by: Watkins Wisdom

The Golem had a magnificent reception, and the collected volume published in 1915 sold 200,000 copies. Meyrink went on to write several more books, including The Green Face, Walpurgisnacht, the White Dominican and The Angel of the West Window. All have been published in English by Dedalus Books since the mid-1980s, and Mike Mitchell's excellent 1995 translations are definitely worth seeking out. Meyrink was, of course, a contemporary of Kafka, and his novels have a lot in common with Prague's better-known fantasist.
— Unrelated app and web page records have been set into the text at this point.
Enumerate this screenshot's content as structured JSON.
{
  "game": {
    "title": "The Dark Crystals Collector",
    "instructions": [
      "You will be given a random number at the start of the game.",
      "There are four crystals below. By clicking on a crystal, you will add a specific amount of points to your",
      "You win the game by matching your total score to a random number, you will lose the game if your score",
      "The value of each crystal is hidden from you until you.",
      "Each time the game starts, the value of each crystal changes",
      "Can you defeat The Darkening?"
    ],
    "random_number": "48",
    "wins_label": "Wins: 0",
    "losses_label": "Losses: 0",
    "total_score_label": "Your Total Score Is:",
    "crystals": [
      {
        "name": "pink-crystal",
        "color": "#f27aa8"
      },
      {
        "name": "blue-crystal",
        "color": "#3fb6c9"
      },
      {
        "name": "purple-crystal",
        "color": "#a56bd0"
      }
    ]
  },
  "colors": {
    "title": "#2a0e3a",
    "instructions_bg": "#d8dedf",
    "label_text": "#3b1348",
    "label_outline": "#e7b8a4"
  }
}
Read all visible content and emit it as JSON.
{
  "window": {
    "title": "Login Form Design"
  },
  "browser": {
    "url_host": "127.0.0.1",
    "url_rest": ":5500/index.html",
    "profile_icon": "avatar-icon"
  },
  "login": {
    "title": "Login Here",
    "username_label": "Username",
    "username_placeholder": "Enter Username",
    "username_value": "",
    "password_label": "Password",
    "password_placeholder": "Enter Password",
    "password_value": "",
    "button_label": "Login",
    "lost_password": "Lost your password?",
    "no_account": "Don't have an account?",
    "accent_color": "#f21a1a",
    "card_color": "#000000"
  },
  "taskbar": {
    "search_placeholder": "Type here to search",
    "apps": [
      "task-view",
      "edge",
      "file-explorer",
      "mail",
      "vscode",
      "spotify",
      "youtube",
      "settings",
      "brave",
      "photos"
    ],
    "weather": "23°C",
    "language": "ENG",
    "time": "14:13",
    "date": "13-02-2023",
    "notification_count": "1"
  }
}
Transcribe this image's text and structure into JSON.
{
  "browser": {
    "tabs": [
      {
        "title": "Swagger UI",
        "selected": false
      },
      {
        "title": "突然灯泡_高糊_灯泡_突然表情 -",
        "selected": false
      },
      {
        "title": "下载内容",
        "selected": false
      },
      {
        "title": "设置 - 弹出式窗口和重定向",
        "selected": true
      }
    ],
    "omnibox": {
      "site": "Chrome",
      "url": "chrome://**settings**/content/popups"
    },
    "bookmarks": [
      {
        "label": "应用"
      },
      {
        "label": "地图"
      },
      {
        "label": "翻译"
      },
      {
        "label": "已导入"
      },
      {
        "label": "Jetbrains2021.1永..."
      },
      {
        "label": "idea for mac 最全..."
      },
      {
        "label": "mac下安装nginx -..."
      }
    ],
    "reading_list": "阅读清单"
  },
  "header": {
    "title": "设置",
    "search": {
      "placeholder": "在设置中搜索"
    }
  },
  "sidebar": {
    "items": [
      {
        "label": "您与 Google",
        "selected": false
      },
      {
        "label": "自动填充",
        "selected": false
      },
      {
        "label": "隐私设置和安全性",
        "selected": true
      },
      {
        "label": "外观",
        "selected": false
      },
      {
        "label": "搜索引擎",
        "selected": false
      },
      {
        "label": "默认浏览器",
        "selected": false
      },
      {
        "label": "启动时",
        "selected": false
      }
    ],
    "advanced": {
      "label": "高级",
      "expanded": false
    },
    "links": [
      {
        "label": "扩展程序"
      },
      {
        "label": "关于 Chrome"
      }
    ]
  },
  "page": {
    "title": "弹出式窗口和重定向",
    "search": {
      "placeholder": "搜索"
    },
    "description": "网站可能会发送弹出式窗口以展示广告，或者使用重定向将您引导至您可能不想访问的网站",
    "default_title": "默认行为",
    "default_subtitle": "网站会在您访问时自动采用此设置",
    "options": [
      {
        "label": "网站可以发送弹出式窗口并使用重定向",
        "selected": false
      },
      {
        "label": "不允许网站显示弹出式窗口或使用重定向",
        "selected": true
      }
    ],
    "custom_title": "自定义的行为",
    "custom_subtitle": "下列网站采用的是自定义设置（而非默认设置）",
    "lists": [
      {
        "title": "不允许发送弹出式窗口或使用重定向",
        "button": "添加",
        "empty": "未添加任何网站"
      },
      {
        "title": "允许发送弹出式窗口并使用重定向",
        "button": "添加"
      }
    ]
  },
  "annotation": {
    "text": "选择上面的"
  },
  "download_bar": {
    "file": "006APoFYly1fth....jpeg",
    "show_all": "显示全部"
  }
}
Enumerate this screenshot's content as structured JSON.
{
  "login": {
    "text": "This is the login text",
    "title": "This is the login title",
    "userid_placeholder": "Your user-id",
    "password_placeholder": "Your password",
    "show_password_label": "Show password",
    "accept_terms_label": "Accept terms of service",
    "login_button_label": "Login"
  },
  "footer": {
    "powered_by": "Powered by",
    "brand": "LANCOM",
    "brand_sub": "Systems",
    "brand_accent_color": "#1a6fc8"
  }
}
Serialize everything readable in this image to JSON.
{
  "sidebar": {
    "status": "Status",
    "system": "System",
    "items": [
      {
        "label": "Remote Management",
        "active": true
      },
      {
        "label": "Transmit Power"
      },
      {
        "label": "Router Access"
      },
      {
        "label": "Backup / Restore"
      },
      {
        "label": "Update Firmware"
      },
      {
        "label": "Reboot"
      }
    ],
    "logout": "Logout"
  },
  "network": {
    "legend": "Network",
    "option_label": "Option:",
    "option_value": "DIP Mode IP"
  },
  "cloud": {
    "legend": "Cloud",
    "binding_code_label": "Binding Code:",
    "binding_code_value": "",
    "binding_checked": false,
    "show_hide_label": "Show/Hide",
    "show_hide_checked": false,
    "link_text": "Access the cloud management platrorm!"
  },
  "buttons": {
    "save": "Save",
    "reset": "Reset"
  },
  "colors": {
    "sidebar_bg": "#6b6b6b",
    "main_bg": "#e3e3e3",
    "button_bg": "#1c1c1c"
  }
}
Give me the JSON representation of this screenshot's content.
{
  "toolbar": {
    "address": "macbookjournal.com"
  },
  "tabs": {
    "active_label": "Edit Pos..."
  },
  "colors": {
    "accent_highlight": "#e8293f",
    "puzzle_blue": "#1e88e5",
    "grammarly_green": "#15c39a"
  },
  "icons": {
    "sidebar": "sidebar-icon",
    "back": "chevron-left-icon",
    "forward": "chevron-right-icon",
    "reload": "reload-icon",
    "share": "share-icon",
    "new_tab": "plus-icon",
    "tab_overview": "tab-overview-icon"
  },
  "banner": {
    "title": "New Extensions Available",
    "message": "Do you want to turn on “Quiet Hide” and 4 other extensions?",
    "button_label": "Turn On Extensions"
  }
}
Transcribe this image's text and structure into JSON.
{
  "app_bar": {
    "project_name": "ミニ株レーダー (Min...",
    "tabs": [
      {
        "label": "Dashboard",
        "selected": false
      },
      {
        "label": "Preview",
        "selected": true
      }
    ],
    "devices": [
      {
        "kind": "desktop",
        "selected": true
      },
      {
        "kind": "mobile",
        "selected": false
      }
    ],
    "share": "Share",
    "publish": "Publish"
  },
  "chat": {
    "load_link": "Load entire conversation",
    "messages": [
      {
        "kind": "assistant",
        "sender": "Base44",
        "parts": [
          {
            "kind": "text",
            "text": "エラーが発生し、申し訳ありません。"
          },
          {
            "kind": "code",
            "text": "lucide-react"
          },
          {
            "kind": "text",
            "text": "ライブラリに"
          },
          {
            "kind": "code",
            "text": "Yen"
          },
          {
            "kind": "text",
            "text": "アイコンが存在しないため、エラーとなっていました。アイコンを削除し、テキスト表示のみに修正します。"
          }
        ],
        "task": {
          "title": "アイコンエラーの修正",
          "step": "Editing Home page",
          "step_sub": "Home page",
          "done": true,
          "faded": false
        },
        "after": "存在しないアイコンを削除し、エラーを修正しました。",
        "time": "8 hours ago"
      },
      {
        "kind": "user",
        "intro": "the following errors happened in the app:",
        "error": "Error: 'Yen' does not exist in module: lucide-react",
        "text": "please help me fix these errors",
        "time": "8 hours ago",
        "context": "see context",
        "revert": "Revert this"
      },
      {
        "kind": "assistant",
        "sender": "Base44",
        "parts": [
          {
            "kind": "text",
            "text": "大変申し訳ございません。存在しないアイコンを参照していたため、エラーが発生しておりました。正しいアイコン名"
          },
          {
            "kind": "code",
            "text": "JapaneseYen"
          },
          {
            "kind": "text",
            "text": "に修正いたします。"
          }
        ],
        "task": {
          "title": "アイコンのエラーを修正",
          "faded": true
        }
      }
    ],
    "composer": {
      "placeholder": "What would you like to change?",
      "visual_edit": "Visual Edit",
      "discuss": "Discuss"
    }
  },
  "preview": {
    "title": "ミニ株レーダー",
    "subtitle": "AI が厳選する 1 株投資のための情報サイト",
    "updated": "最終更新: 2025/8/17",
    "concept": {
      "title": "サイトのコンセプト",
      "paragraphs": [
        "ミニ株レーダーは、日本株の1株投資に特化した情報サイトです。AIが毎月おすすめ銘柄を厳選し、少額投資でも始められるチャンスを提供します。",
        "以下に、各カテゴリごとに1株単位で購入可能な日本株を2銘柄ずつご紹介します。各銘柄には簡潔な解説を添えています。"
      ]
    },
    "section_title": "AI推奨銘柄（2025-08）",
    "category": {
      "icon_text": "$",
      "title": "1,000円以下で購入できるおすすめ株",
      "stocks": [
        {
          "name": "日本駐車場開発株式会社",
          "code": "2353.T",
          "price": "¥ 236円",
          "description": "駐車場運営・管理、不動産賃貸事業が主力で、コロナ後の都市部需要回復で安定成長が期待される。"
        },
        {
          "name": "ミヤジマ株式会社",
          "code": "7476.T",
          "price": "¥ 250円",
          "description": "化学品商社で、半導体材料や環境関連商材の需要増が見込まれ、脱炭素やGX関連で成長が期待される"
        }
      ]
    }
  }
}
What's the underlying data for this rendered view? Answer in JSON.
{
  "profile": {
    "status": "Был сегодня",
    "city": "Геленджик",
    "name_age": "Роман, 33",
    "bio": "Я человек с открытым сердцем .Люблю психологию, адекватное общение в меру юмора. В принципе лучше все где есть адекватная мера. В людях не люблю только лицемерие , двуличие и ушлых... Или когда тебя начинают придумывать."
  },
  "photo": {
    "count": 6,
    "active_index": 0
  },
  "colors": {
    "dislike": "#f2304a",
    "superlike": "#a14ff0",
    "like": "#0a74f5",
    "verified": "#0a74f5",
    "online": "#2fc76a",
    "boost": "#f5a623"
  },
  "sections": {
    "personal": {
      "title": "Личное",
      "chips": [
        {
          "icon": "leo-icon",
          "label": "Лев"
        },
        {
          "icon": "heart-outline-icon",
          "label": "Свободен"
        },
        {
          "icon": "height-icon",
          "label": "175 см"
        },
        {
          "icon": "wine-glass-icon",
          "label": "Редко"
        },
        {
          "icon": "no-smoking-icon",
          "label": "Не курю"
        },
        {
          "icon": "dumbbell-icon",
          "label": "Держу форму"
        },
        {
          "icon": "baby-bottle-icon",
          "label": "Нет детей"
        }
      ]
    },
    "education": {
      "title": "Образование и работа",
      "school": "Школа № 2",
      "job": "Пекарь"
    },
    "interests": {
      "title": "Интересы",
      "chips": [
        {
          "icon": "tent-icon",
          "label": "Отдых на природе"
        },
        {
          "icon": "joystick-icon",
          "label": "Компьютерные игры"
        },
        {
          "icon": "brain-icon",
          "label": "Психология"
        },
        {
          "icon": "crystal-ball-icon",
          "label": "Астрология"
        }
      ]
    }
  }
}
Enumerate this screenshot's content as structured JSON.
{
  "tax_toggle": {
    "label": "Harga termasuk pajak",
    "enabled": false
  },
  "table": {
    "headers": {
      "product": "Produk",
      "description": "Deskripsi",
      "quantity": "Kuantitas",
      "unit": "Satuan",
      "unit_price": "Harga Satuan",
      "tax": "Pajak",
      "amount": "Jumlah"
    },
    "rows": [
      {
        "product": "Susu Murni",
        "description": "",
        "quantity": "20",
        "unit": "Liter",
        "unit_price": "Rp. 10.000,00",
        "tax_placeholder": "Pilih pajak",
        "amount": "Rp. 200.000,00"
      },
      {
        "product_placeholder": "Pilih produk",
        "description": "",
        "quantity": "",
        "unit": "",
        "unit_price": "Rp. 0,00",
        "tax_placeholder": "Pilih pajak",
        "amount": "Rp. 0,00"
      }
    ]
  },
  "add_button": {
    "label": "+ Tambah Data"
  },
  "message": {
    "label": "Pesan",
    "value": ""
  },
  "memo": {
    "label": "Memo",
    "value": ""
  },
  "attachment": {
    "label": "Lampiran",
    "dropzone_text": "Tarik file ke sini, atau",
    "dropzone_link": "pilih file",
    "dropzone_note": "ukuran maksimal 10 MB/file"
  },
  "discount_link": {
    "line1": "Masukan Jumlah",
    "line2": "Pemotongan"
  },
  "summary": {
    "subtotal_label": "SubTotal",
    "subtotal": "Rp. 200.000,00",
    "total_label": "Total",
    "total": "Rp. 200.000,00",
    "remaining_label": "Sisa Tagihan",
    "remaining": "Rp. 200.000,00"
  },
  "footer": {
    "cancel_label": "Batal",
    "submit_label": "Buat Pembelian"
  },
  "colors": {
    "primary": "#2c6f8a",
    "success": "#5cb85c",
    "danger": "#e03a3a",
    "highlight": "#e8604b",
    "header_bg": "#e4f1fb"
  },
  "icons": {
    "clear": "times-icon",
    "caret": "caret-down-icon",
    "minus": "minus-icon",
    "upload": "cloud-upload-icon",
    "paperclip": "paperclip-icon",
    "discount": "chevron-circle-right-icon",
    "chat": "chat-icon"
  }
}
As Robert Irwin says in the introduction to the Dedalus edition of The Golem: We have the Castle which is not Kafka's Castle, the Trial which is not Kafka's Trial, and a Prague which is not Kafka's Prague; HP Lovecraft was more succinct, calling The Golem 'the most magnificent weird thing I've come across in aeons'. A century after its first publication, The Golem endures as a piece of modernist fantasy that deserves to take its place alongside Kafka, from an author whose life was almost as fantastic as his fiction.